Methods of producing radiations
There are two methods of producing radiation:
1. m-radiation method. In this method, the radiation is produced by current oscillations on the surface of a metal and by disturbing current on the interface between plasma and medium. (Example is surface wave-driven plasma antenna.)
2. d-radiation method. In this method, the excitation is applied to the interface which disturbs current between plasma and medium and radiation takes place. It is just like the radiation in dielectric antennae.
Plasma antennae are of two types:
1. Gas chamber. In this type, we use the DC discharge system with a very high-voltage source applied to cathode and anode, and then the signal is superimposed on it (a plasma column). This is a primitive implementation of plasma antenna.
2. Solid-state semiconductor type. The concept of this type of plasma antenna is that the charge carriers in metal and semiconductor behave similar to those in gas plasma. The medium properties will vary as per constructions. However, the interaction of EM waves with charge carriers will have very similar properties to that of quasi-neutral particles.
The semiconductor having enough free carriers to interact with EM waves is called semiconductor plasma with very high electron density that can be obtained by heating, current injection or by optical excitation.
Features and applications
Salient features and applications of some of the plasma antennae are:

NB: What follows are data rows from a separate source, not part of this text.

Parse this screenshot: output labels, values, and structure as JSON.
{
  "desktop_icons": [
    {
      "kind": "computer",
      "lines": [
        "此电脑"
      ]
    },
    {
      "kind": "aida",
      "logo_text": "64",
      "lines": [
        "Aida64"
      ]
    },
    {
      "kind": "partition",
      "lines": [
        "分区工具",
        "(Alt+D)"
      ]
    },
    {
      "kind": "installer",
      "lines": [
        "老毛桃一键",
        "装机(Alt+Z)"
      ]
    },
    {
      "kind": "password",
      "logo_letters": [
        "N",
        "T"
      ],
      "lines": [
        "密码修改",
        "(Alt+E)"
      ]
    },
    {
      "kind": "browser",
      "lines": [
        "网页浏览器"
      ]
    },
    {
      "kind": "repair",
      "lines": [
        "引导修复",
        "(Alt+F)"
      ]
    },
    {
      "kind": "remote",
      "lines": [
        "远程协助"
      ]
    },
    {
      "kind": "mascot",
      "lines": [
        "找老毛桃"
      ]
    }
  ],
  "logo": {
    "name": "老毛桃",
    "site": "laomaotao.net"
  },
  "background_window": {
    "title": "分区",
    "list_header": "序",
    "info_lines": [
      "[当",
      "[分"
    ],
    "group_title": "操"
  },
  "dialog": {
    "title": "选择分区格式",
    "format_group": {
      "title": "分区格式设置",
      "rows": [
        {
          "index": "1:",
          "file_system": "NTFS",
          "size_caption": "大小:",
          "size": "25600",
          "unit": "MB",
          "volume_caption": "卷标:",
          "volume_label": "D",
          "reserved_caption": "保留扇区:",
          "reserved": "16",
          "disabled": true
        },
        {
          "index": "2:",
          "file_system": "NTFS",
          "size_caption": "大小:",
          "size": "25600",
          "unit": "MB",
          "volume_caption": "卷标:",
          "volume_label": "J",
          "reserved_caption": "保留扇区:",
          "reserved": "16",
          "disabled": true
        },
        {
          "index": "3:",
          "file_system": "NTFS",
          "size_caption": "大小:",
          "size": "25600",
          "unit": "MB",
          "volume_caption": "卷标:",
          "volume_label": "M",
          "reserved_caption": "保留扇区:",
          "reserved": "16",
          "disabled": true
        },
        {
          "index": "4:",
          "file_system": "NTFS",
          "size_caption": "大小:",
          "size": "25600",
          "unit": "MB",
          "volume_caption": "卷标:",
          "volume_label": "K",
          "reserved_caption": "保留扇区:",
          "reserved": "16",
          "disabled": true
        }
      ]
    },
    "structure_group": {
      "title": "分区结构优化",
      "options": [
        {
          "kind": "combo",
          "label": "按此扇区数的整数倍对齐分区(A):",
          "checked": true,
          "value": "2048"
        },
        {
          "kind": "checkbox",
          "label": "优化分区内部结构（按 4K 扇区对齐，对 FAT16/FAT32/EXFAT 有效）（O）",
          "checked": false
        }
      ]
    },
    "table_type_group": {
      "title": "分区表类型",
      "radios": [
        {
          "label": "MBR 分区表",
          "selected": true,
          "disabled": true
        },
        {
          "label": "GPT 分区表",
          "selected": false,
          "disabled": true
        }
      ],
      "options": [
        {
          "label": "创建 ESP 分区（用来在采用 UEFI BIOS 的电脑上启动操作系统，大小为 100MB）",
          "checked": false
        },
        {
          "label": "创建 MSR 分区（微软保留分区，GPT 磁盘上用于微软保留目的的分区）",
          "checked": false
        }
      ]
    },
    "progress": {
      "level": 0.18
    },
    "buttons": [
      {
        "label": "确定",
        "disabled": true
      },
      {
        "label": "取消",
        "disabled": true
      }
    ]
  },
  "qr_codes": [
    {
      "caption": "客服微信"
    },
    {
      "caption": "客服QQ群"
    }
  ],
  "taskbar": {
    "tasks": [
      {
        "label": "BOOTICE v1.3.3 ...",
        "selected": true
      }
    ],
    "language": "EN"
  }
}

1. Reflectors. As stated earlier, if EM wave frequency is smaller than plasma frequency, the wave will be reflected or absorbed. This feature has been exploited in the design of radar-absorbing materials for stealth applications.
2. Windowing. It is a term coined for RF signals being transmitted through plasma tubes which are off or low enough in plasma density. This feature has been exploited in side-lobe reduction and broadband jamming equipment.
3. Stacking. Plasma antennae can be stacked into one another for different frequencies. For instance, the inner antenna is optimised for high frequency and outer antenna is optimised for low frequency, so both of them will work independent of each other. Also, the plasma antennae are more susceptible to frequencies not detected by metal ones.
4. In war. Plasma antennae do not melt, have heat and fire resistance and, as ohmic losses are very less, they have wider range of power-handling capability. They can be easily prepared for use in wars.
5. Car anti-collision radar system. Perhaps this is the most awaited commercial application of any antenna system. Plasma antennae solve this problem. The optically-excited semiconductor antenna array combined with adequate logic control in California Institute of Technology resulted in such a system. However, this is still in its early phase and prototypes have been developed. Just think of its application in low-visibility areas!
6. Mobile industry. If the plasma silicon antennae are used in towers, the towers would be able to transmit denser beams and provide more phone support than traditional antennae, though this could make humans and animals more prone to radiation-related problems. But due to eradication of network interference, this would directly reduce the spectrum cost. HF CDMA plasma antennae can have low probability of interception, which is an important parameter of CDMA communication.
The author is a fourth-year B.Tech student at Vidya College of Engineering, Meerut